● Records supplied:
::::::

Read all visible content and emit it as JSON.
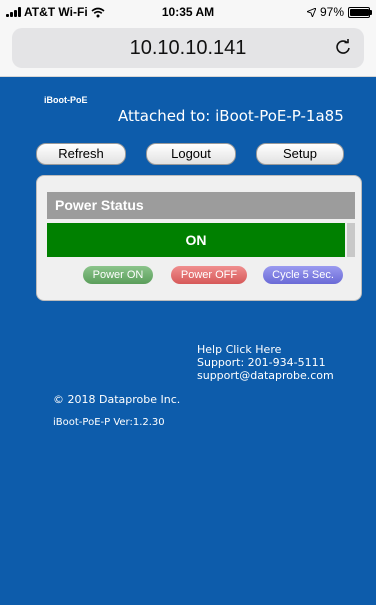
{
  "status_bar": {
    "carrier": "AT&T Wi-Fi",
    "time": "10:35 AM",
    "battery": "97%",
    "battery_level": 0.97
  },
  "browser": {
    "url": "10.10.10.141"
  },
  "page": {
    "brand": "iBoot-PoE",
    "attached": "Attached to: iBoot-PoE-P-1a85",
    "nav": {
      "refresh": "Refresh",
      "logout": "Logout",
      "setup": "Setup"
    },
    "power_panel": {
      "title": "Power Status",
      "status": "ON",
      "status_color": "#008000",
      "buttons": {
        "on": "Power ON",
        "off": "Power OFF",
        "cycle": "Cycle 5 Sec."
      }
    },
    "help": {
      "link": "Help Click Here",
      "support_phone": "Support: 201-934-5111",
      "support_email": "support@dataprobe.com"
    },
    "copyright": "© 2018 Dataprobe Inc.",
    "version": "iBoot-PoE-P Ver:1.2.30"
  },
  "colors": {
    "page_background": "#0d5cab",
    "panel_header": "#9c9c9c",
    "power_on": "#5b9e5b",
    "power_off": "#d65858",
    "cycle": "#6a6ad6"
  }
}
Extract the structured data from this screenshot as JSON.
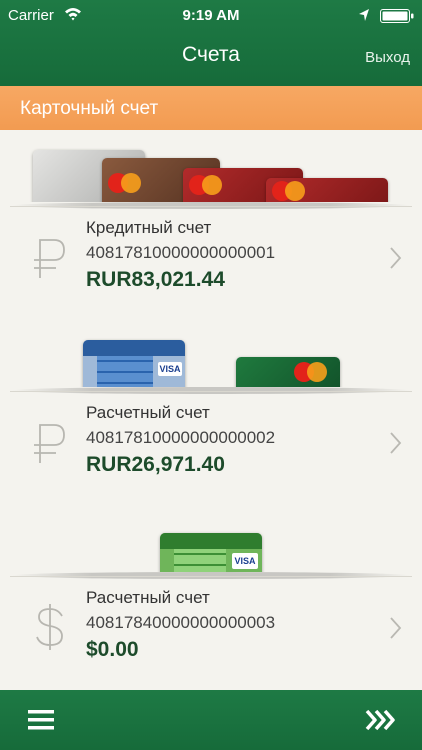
{
  "status_bar": {
    "carrier": "Carrier",
    "time": "9:19 AM"
  },
  "nav": {
    "title": "Счета",
    "logout_label": "Выход"
  },
  "section": {
    "title": "Карточный счет"
  },
  "accounts": [
    {
      "name": "Кредитный счет",
      "number": "40817810000000000001",
      "balance": "RUR83,021.44",
      "currency_icon": "ruble-icon"
    },
    {
      "name": "Расчетный счет",
      "number": "40817810000000000002",
      "balance": "RUR26,971.40",
      "currency_icon": "ruble-icon"
    },
    {
      "name": "Расчетный счет",
      "number": "40817840000000000003",
      "balance": "$0.00",
      "currency_icon": "dollar-icon"
    }
  ],
  "colors": {
    "brand_green": "#166b3a",
    "section_orange": "#f29b51",
    "balance_green": "#1d4b2b",
    "background": "#f4f3ee"
  }
}
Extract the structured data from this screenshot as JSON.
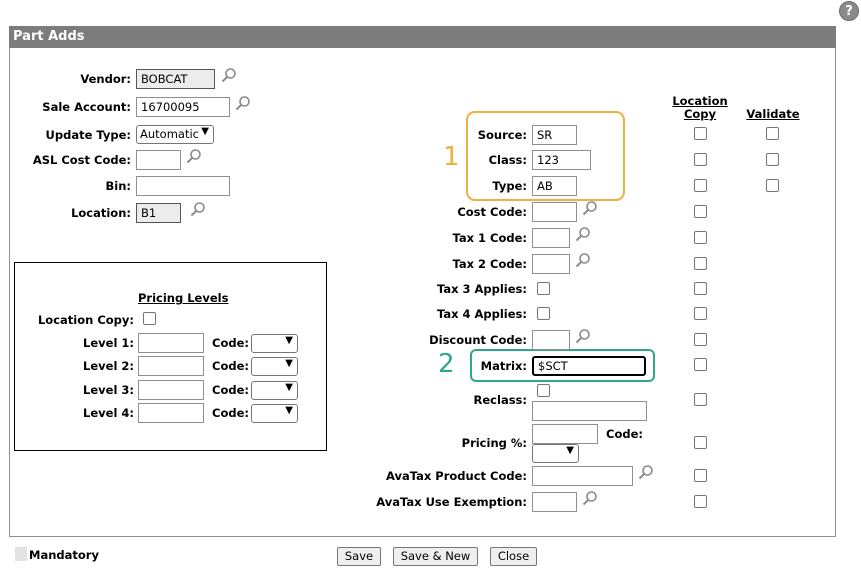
{
  "help": {
    "label": "?"
  },
  "panel": {
    "title": "Part Adds"
  },
  "left_fields": {
    "vendor": {
      "label": "Vendor:",
      "value": "BOBCAT"
    },
    "sale_account": {
      "label": "Sale Account:",
      "value": "16700095"
    },
    "update_type": {
      "label": "Update Type:",
      "value": "Automatic"
    },
    "asl_cost_code": {
      "label": "ASL Cost Code:",
      "value": ""
    },
    "bin": {
      "label": "Bin:",
      "value": ""
    },
    "location": {
      "label": "Location:",
      "value": "B1"
    }
  },
  "pricing_levels": {
    "title": "Pricing Levels",
    "location_copy_label": "Location Copy:",
    "code_label": "Code:",
    "levels": [
      {
        "label": "Level 1:",
        "value": ""
      },
      {
        "label": "Level 2:",
        "value": ""
      },
      {
        "label": "Level 3:",
        "value": ""
      },
      {
        "label": "Level 4:",
        "value": ""
      }
    ]
  },
  "right_fields": {
    "source": {
      "label": "Source:",
      "value": "SR"
    },
    "class": {
      "label": "Class:",
      "value": "123"
    },
    "type": {
      "label": "Type:",
      "value": "AB"
    },
    "cost_code": {
      "label": "Cost Code:",
      "value": ""
    },
    "tax1_code": {
      "label": "Tax 1 Code:",
      "value": ""
    },
    "tax2_code": {
      "label": "Tax 2 Code:",
      "value": ""
    },
    "tax3_applies": {
      "label": "Tax 3 Applies:"
    },
    "tax4_applies": {
      "label": "Tax 4 Applies:"
    },
    "discount_code": {
      "label": "Discount Code:",
      "value": ""
    },
    "matrix": {
      "label": "Matrix:",
      "value": "$SCT"
    },
    "reclass": {
      "label": "Reclass:",
      "value": ""
    },
    "pricing_pct": {
      "label": "Pricing %:",
      "value": "",
      "code_label": "Code:"
    },
    "avatax_product_code": {
      "label": "AvaTax Product Code:",
      "value": ""
    },
    "avatax_use_exemption": {
      "label": "AvaTax Use Exemption:",
      "value": ""
    }
  },
  "columns": {
    "location_copy_line1": "Location",
    "location_copy_line2": "Copy",
    "validate": "Validate"
  },
  "callouts": {
    "one": "1",
    "two": "2"
  },
  "colors": {
    "callout_orange": "#f0b040",
    "callout_green": "#2fa88a",
    "title_bar": "#7c7c7c"
  },
  "footer": {
    "mandatory": "Mandatory",
    "save": "Save",
    "save_new": "Save & New",
    "close": "Close"
  }
}
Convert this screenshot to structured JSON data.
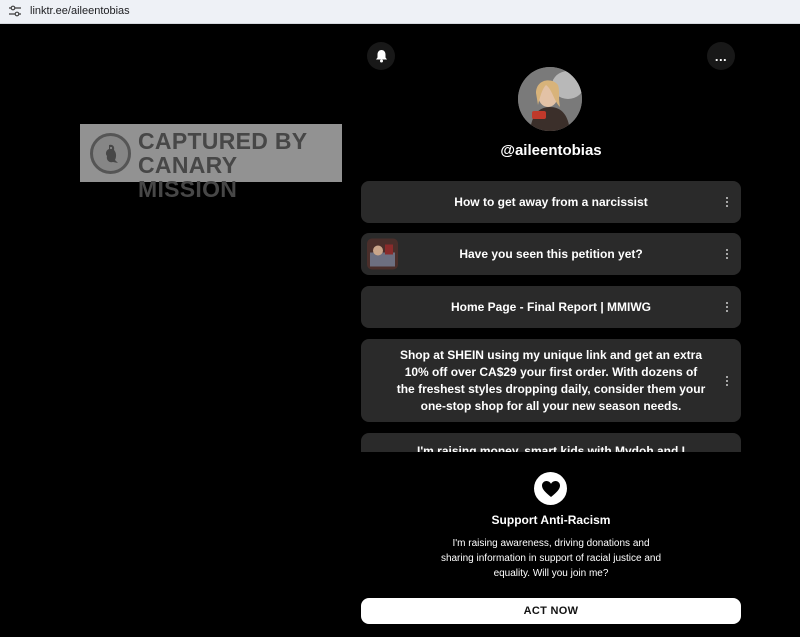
{
  "browser": {
    "url": "linktr.ee/aileentobias"
  },
  "watermark": {
    "line1": "CAPTURED BY",
    "line2": "CANARY MISSION"
  },
  "header": {
    "more_label": "..."
  },
  "profile": {
    "handle": "@aileentobias"
  },
  "links": [
    {
      "label": "How to get away from a narcissist",
      "has_thumbnail": false
    },
    {
      "label": "Have you seen this petition yet?",
      "has_thumbnail": true
    },
    {
      "label": "Home Page - Final Report | MMIWG",
      "has_thumbnail": false
    },
    {
      "label": "Shop at SHEIN using my unique link and get an extra 10% off over CA$29 your first order. With dozens of the freshest styles dropping daily, consider them your one-stop shop for all your new season needs.",
      "has_thumbnail": false
    },
    {
      "label": "I'm raising money, smart kids with Mydoh and I thought you'd",
      "has_thumbnail": false
    }
  ],
  "campaign": {
    "title": "Support Anti-Racism",
    "description": "I'm raising awareness, driving donations and sharing information in support of racial justice and equality. Will you join me?",
    "cta_label": "ACT NOW"
  },
  "icons": {
    "address_bar": "tune-icon",
    "bell": "bell-icon",
    "more": "more-horizontal-icon",
    "link_menu": "kebab-menu-icon",
    "campaign": "heart-icon"
  },
  "colors": {
    "page_background": "#000000",
    "card_background": "#2a2a2a",
    "text": "#ffffff",
    "button_background": "#ffffff"
  }
}
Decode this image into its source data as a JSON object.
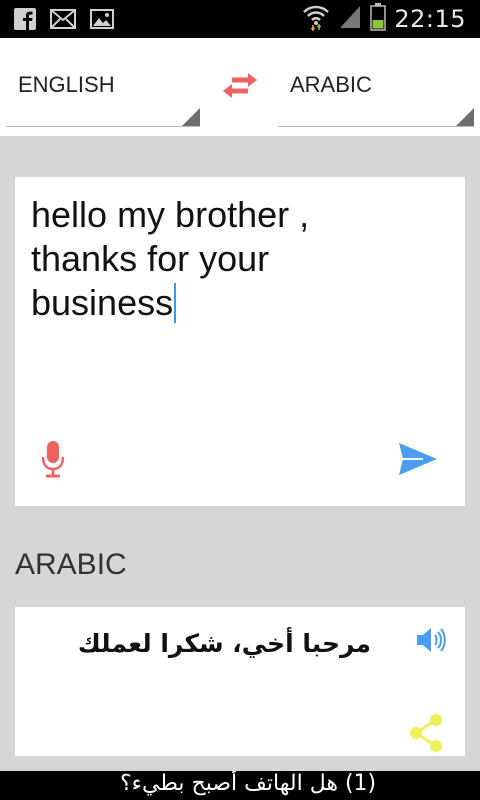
{
  "status_bar": {
    "time": "22:15",
    "left_icons": [
      "facebook-icon",
      "mail-icon",
      "image-icon"
    ],
    "right_icons": [
      "wifi-icon",
      "signal-icon",
      "battery-icon"
    ]
  },
  "languages": {
    "source": "ENGLISH",
    "target": "ARABIC",
    "swap_icon": "swap-arrows-icon"
  },
  "input": {
    "text": "hello my brother ,\nthanks for your\nbusiness",
    "mic_icon": "microphone-icon",
    "send_icon": "send-icon"
  },
  "output": {
    "label": "ARABIC",
    "text": "مرحبا أخي، شكرا لعملك",
    "speaker_icon": "speaker-icon",
    "share_icon": "share-icon"
  },
  "bottom_bar": {
    "text": "(1) هل الهاتف أصبح بطيء؟"
  },
  "colors": {
    "accent_red": "#f06262",
    "accent_blue": "#4a9df0",
    "share_yellow": "#eef05a",
    "background_gray": "#d6d6d6"
  }
}
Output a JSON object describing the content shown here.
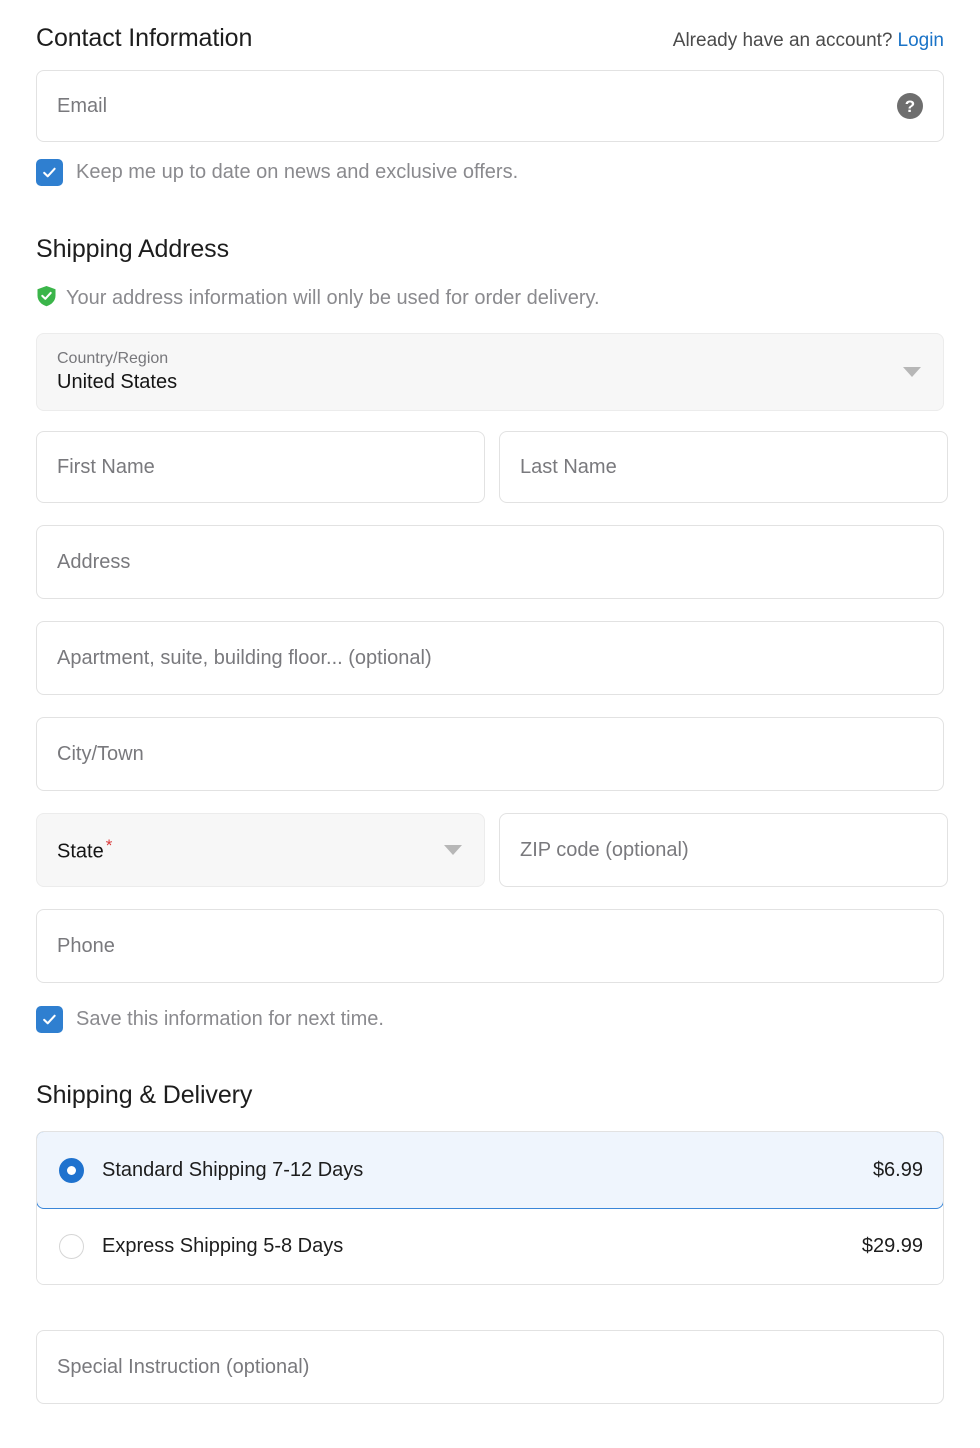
{
  "contact": {
    "title": "Contact Information",
    "account_prompt": "Already have an account?",
    "login_label": "Login",
    "email_placeholder": "Email",
    "help_icon_glyph": "?",
    "newsletter_checkbox": {
      "label": "Keep me up to date on news and exclusive offers.",
      "checked": true
    }
  },
  "shipping_address": {
    "title": "Shipping Address",
    "privacy_note": "Your address information will only be used for order delivery.",
    "country": {
      "label": "Country/Region",
      "value": "United States"
    },
    "first_name_placeholder": "First Name",
    "last_name_placeholder": "Last Name",
    "address_placeholder": "Address",
    "apartment_placeholder": "Apartment, suite, building floor... (optional)",
    "city_placeholder": "City/Town",
    "state": {
      "label": "State",
      "required_marker": "*"
    },
    "zip_placeholder": "ZIP code (optional)",
    "phone_placeholder": "Phone",
    "save_checkbox": {
      "label": "Save this information for next time.",
      "checked": true
    }
  },
  "shipping_delivery": {
    "title": "Shipping & Delivery",
    "options": [
      {
        "label": "Standard Shipping 7-12 Days",
        "price": "$6.99",
        "selected": true
      },
      {
        "label": "Express Shipping 5-8 Days",
        "price": "$29.99",
        "selected": false
      }
    ]
  },
  "special_instruction": {
    "placeholder": "Special Instruction (optional)"
  },
  "colors": {
    "accent_blue": "#2f7fd0",
    "link_blue": "#1a73c7",
    "selected_bg": "#eff5fd",
    "selected_border": "#3a86d8",
    "shield_green": "#3bb54a",
    "required_red": "#d93a3a",
    "placeholder_gray": "#79797d",
    "muted_gray": "#8a8a8e"
  }
}
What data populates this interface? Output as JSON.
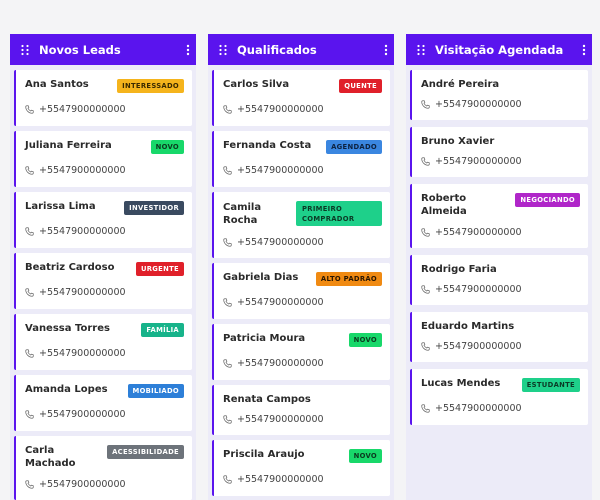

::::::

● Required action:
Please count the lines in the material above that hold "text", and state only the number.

● Output below:
4